INSTRUCTIONS TO FOLLOW:
Scan the entries for the word "this", and copy every line where it appears.

:: RAW DATA ::

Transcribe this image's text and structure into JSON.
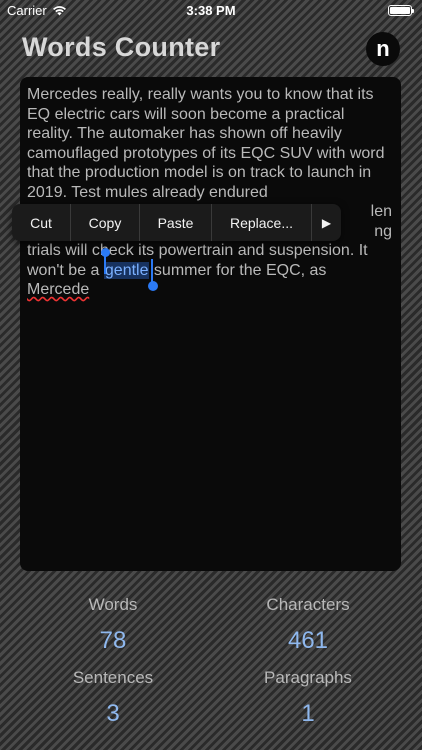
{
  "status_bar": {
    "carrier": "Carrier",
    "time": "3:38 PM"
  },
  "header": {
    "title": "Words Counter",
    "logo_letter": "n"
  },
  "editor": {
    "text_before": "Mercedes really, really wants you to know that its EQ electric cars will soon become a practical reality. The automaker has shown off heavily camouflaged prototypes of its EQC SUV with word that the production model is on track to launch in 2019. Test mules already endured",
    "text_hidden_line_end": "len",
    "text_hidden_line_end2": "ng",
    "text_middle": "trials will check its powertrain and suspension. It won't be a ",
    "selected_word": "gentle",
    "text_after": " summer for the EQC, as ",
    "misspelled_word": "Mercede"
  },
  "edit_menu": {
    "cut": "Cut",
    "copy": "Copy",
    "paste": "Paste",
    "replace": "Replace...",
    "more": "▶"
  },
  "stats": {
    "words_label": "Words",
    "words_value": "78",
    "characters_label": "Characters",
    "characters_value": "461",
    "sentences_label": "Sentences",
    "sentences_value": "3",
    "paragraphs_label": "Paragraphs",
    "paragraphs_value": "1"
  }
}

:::
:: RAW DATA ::

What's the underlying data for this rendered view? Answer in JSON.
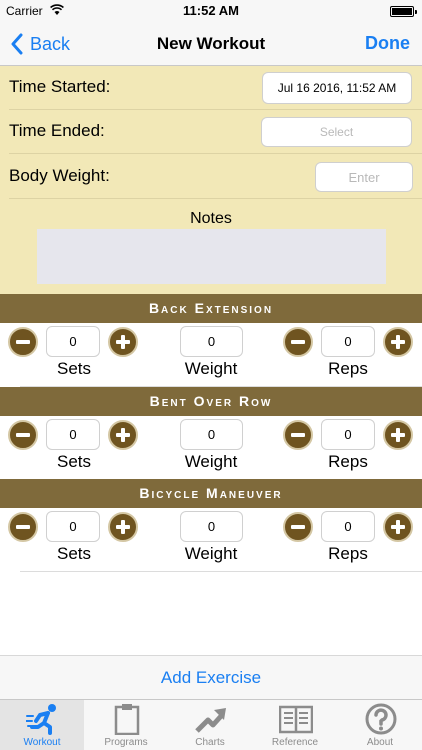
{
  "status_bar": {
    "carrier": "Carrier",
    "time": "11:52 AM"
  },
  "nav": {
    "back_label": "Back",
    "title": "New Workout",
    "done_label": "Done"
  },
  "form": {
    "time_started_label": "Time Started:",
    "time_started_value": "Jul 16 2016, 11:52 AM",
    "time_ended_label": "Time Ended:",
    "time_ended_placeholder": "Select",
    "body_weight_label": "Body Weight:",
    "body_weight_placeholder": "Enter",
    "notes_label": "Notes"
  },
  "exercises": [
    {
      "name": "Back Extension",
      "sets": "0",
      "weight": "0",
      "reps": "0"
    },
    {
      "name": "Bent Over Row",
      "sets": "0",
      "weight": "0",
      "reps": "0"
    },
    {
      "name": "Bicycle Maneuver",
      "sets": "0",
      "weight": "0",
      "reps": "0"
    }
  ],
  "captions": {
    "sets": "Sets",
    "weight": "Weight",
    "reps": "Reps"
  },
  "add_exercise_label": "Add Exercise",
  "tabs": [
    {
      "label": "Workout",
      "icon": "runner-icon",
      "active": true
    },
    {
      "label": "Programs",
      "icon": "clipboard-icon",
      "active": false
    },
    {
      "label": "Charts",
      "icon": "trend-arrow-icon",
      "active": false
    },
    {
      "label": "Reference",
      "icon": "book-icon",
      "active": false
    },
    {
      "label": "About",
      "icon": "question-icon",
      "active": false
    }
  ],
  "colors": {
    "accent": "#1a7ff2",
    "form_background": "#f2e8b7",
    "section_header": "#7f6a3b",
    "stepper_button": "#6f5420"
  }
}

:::
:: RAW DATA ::

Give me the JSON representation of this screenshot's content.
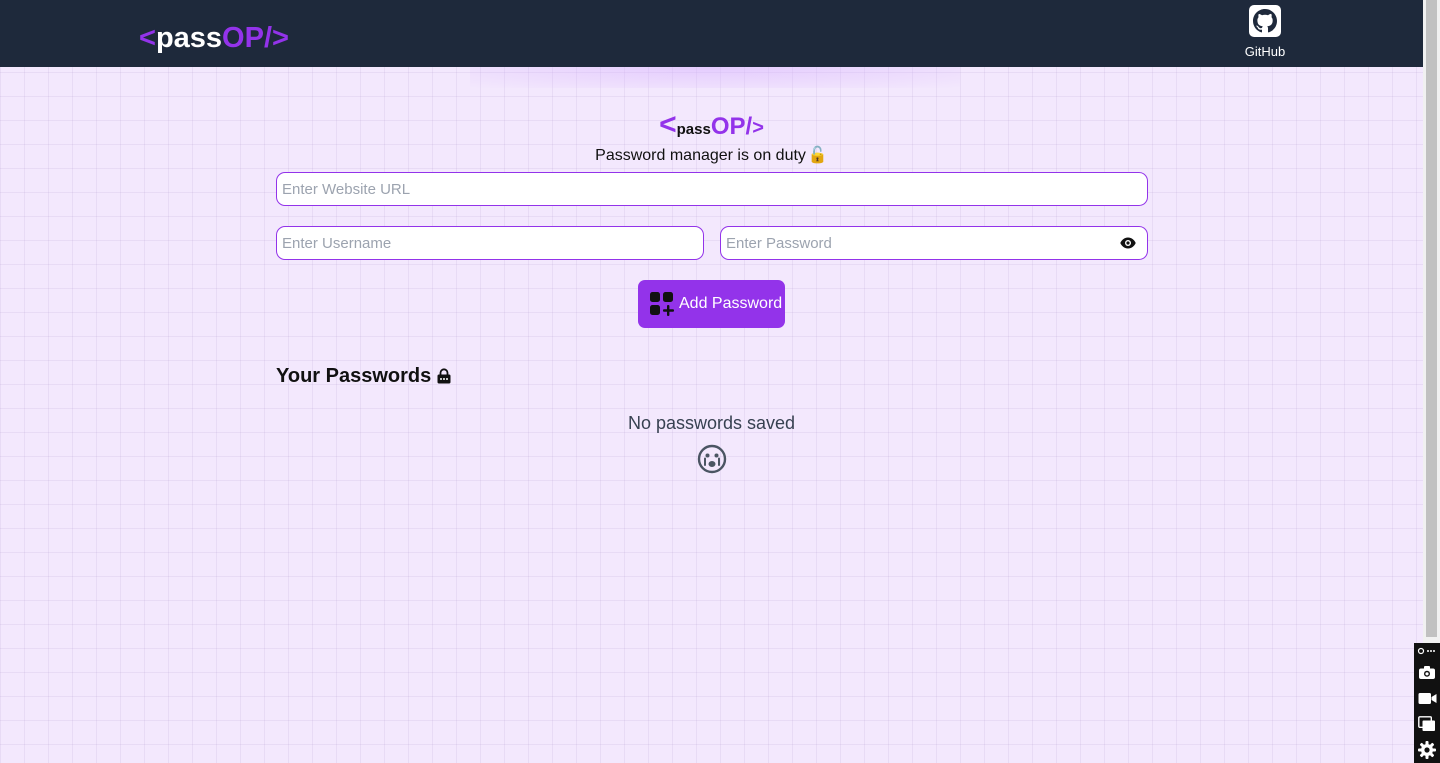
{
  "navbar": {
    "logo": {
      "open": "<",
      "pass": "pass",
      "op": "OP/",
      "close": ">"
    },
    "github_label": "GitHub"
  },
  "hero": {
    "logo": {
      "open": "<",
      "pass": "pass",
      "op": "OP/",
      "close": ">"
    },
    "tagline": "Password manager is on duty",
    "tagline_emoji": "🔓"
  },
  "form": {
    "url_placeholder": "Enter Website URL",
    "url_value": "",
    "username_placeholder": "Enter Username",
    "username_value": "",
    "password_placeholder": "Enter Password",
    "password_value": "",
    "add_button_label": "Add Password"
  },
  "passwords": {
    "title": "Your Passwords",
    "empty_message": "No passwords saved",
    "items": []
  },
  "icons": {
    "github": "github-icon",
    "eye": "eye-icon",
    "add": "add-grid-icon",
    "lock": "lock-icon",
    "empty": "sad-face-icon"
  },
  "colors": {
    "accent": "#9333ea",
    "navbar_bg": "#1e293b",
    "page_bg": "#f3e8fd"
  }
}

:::

YOUR SOLUTION:
Transcribe this image's text and structure into JSON.
What's the underlying data for this rendered view? Answer in JSON.
Give me the JSON representation of this screenshot's content.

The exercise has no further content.